Sotetsu (sago palm) are native to the Ryukyu Islands and southern Japan, and have significantly impacted life on Amami Oshima. It has been utilized as boundary markers as well as windbreak plants for crops on Amami throughout history. During times of famine, islanders prepared and ate the seeds and trunks of Sotetsu, despite their poisonous nature if not prepared correctly. Nowadays Sotetsu is still incorporated into Amami cuisine in dishes such as 'nari-miso,' a type of miso that uses bits of the Sotetsu seeds.
Sotetsu, the cycads that are found everywhere from sandy beaches to mountain slopes, are a symbol of Amami Oshima. Also known as Sago palms, these stout plants with woody trunks and a crown of large evergreen leaves are not actually palms at all, but gymnosperms, like conifers and gingko trees. They grow very slowly over hundreds of years, and were so abundant during the Jurassic period (201 to 145 million years ago) that botanists refer to the time as the “Age of Cycads.”
Today, cycads are mostly used as windbreaks and as backdrops for tourist photos. At one time, however, they were the source of a food that helped many Amami Oshima islanders survive through some very hard years. When the island was under the control of the Satsuma domain during the Edo period (1603–1867), the local people were forced to give up rice production to grow sugarcane, which was traded for rice from Kyushu. A poor harvest meant no rice, so the islanders turned to a more accessible food source: they developed a method to process the cycads’ toxic fruit (nari) to make flour, which could be used to bulk up a small bowl of rice, or be mixed with miso.

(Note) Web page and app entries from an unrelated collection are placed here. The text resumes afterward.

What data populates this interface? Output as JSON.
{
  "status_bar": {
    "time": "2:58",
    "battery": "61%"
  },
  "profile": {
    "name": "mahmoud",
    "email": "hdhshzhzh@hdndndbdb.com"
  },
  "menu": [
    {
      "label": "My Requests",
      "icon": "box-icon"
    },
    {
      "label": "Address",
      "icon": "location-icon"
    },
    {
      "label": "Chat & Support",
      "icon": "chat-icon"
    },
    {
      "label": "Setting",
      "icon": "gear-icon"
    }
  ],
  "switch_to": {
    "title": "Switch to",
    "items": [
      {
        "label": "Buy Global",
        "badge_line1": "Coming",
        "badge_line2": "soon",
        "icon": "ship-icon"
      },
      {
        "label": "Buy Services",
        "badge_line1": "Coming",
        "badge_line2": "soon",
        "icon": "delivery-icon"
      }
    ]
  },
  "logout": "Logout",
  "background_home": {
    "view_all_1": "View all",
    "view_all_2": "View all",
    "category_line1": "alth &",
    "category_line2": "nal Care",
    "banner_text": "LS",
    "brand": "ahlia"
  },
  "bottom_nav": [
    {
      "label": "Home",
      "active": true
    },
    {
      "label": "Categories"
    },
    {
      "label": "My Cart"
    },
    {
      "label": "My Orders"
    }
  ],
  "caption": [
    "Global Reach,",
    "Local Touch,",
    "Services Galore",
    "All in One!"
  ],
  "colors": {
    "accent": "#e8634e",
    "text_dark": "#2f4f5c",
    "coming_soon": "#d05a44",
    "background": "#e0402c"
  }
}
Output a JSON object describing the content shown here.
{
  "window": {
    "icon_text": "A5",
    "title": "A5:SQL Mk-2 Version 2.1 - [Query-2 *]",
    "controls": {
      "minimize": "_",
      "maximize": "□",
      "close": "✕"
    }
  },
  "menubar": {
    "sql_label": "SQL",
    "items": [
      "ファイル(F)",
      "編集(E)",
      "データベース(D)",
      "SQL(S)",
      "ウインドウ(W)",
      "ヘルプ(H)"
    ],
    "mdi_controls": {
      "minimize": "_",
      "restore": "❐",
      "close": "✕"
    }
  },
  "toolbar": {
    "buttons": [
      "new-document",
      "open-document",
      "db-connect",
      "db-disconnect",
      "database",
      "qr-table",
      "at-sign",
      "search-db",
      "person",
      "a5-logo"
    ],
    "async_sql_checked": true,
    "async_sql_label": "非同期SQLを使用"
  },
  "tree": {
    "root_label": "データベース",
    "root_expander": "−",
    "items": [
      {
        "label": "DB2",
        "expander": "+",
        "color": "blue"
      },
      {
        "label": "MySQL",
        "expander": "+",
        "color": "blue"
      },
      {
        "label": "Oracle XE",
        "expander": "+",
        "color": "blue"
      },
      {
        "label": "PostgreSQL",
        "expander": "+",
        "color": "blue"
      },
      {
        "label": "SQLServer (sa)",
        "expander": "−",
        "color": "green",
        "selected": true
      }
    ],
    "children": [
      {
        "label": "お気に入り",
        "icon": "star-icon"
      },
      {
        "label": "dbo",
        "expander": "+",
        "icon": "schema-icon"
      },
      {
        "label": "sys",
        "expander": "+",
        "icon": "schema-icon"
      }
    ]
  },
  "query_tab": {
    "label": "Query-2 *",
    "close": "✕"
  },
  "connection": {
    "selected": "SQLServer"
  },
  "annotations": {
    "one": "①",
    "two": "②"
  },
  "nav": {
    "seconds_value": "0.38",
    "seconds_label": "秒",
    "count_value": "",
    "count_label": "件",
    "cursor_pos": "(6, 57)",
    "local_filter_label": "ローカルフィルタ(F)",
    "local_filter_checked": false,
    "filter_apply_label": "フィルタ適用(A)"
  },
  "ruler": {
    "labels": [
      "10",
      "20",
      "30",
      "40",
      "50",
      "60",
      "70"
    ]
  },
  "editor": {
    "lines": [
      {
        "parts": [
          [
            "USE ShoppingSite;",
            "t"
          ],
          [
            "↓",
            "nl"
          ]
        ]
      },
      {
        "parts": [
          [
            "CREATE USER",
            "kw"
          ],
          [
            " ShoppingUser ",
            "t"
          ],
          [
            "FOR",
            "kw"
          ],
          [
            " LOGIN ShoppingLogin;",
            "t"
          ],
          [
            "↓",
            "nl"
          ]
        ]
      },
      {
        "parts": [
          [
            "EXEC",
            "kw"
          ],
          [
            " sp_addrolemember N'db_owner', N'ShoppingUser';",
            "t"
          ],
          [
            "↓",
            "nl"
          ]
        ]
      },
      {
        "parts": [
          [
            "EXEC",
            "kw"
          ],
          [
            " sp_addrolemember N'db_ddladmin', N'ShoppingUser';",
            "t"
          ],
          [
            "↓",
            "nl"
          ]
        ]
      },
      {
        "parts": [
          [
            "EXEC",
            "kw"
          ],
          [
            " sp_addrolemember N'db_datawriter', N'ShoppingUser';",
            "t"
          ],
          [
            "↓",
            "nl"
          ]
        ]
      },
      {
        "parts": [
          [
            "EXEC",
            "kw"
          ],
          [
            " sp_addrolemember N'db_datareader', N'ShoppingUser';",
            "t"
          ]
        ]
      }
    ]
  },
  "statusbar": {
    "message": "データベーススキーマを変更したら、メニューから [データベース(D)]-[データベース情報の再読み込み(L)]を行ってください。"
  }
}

That knowledge came in handy generations later, during the last years of World War II and the difficult days after the war. Once again, starvation threatened, and sotetsu again came to the rescue. Today, food is plentiful, and the labor-intensive process seems hardly worth the effort. But a few members of the slowly shrinking generation that relied on the plant for survival, along with young people interested in ancient island ways, continue to make nari flour as a way to keep traditions—and memories—alive.
Wisdom of the Elders
Nari flour’s healthy properties may have helped earlier generations not only to survive but also to thrive, as it is high in protein, iron, and vegetable fat, and low in sugar. It is thought to be beneficial for those suffering from high blood pressure and diabetes, and helpful for preventing allergies and cancer.